While community banks underwrite small-business loans by meeting with their clients directly, fintech algorithms make decisions based on data of which the borrower may be totally unaware. For example, decisions could be made based on who they follow on Twitter, or the number of criminal records in their ZIP code.
Algorithms are designed by humans who may draw conclusions about a borrower on attributes that have nothing to do with their business idea. In order for us to have an economically mobile society, known to many as the American dream, small-business credit should be more focused on the quality of a borrower’s business plan, rather than on discriminatory characteristics of someone’s credit profile. If credit to fund ideas only flowed to those who are already wealthy, the American dream of economic mobility would be nonexistent.
We have already seen studies from researchers at Harvard and Carnegie Mellon about discriminatory outcomes and search results that algorithms can produce, and it is critical we understand why these outcomes happen and develop effective solutions.
We cannot allow any particular fintech company to make use of similar practices in order to coerce unknowing individuals into putting themselves at serious financial risk by taking on unfavorable loan rates. While banks are subject to examinations for compliance with fair-lending laws, fintech companies are not, so the concern remains that there is not a level playing field in fintech.
The Dodd-Frank Wall Street Reform and Consumer Protection Act authorizes the Consumer Financial Protection Bureau to collect data on small-business lending and enforce the Equal Credit Opportunity Act, an important civil rights law that protects against discrimination. It is simply wrong for lenders to take advantage of an individual for factors beyond their control, such as the color of their skin. If they are breaking the law, we need a strong CFPB to investigate them and hold them accountable.

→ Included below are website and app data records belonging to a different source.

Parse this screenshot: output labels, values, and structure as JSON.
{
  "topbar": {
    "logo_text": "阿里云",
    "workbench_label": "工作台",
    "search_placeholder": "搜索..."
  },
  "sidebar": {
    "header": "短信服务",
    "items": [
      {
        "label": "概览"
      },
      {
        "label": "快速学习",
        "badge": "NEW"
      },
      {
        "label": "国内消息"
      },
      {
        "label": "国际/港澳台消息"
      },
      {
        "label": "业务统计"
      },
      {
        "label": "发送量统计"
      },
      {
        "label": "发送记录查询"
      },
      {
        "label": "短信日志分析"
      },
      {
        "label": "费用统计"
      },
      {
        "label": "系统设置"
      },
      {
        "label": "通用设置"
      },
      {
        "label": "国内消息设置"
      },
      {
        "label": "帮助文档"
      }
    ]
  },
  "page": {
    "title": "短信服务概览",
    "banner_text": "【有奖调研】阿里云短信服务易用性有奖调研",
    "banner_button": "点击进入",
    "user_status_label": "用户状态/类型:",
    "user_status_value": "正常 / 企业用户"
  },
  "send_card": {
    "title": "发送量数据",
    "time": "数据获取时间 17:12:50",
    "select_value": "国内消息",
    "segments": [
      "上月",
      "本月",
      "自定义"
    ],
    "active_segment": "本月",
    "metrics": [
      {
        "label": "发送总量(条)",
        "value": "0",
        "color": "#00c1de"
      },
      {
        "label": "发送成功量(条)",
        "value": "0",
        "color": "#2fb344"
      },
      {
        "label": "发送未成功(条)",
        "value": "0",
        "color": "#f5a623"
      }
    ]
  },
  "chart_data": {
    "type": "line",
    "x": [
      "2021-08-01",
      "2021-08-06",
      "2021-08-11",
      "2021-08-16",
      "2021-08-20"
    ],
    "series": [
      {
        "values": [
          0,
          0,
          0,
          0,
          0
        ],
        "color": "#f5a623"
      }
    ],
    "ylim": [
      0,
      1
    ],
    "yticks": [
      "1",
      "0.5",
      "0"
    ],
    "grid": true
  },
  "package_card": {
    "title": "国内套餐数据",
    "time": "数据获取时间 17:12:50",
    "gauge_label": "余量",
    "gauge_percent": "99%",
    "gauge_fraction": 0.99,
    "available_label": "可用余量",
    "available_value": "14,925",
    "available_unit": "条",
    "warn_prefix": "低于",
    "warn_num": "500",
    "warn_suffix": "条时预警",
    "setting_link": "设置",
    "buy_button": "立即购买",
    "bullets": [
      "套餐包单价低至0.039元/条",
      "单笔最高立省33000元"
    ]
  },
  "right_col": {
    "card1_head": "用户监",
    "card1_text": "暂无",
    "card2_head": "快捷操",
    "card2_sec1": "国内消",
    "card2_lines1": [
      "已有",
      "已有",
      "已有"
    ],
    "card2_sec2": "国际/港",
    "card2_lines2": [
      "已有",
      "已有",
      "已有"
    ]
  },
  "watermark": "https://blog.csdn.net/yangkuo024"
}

Having served on the House Financial Services Committee for more than a decade, I know how important it is to make sure that we have responsible innovation that is fair for all, especially when it comes to entrepreneurial opportunity. I’ll be taking a close look at fintech lenders to make sure they’re holding up their end of the bargain, not just for my constituents in Missouri, but for every aspiring entrepreneur in the country.